Nothing in the records may be altered; repeat them exactly.

======

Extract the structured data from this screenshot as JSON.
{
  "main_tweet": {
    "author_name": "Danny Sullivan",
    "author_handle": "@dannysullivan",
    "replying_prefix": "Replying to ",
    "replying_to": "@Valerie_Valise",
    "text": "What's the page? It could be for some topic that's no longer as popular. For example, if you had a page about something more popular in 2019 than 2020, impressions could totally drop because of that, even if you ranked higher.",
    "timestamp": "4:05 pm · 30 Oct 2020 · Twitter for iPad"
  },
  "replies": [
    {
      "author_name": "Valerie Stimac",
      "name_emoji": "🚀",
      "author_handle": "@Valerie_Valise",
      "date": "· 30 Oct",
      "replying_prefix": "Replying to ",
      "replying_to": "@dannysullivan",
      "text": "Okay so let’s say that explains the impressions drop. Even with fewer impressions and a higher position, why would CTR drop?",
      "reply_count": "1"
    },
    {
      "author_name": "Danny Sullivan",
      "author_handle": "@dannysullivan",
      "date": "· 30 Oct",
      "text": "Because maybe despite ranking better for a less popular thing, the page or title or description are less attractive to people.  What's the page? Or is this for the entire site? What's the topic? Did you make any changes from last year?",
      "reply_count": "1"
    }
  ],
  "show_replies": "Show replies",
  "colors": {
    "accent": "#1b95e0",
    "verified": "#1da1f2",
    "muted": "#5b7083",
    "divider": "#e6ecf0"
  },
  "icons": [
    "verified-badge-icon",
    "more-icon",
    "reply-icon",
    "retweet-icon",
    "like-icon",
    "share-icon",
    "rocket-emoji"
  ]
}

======

» **FINISHED EXERCISE**:
Extract the structured data from this screenshot as JSON.
{
  "main_tweet": {
    "author_name": "Danny Sullivan",
    "author_handle": "@dannysullivan",
    "replying_prefix": "Replying to ",
    "replying_to": "@Valerie_Valise",
    "text": "What's the page? It could be for some topic that's no longer as popular. For example, if you had a page about something more popular in 2019 than 2020, impressions could totally drop because of that, even if you ranked higher.",
    "timestamp": "4:05 pm · 30 Oct 2020 · Twitter for iPad"
  },
  "replies": [
    {
      "author_name": "Valerie Stimac",
      "name_emoji": "🚀",
      "author_handle": "@Valerie_Valise",
      "date": "· 30 Oct",
      "replying_prefix": "Replying to ",
      "replying_to": "@dannysullivan",
      "text": "Okay so let’s say that explains the impressions drop. Even with fewer impressions and a higher position, why would CTR drop?",
      "reply_count": "1"
    },
    {
      "author_name": "Danny Sullivan",
      "author_handle": "@dannysullivan",
      "date": "· 30 Oct",
      "text": "Because maybe despite ranking better for a less popular thing, the page or title or description are less attractive to people.  What's the page? Or is this for the entire site? What's the topic? Did you make any changes from last year?",
      "reply_count": "1"
    }
  ],
  "show_replies": "Show replies",
  "colors": {
    "accent": "#1b95e0",
    "verified": "#1da1f2",
    "muted": "#5b7083",
    "divider": "#e6ecf0"
  },
  "icons": [
    "verified-badge-icon",
    "more-icon",
    "reply-icon",
    "retweet-icon",
    "like-icon",
    "share-icon",
    "rocket-emoji"
  ]
}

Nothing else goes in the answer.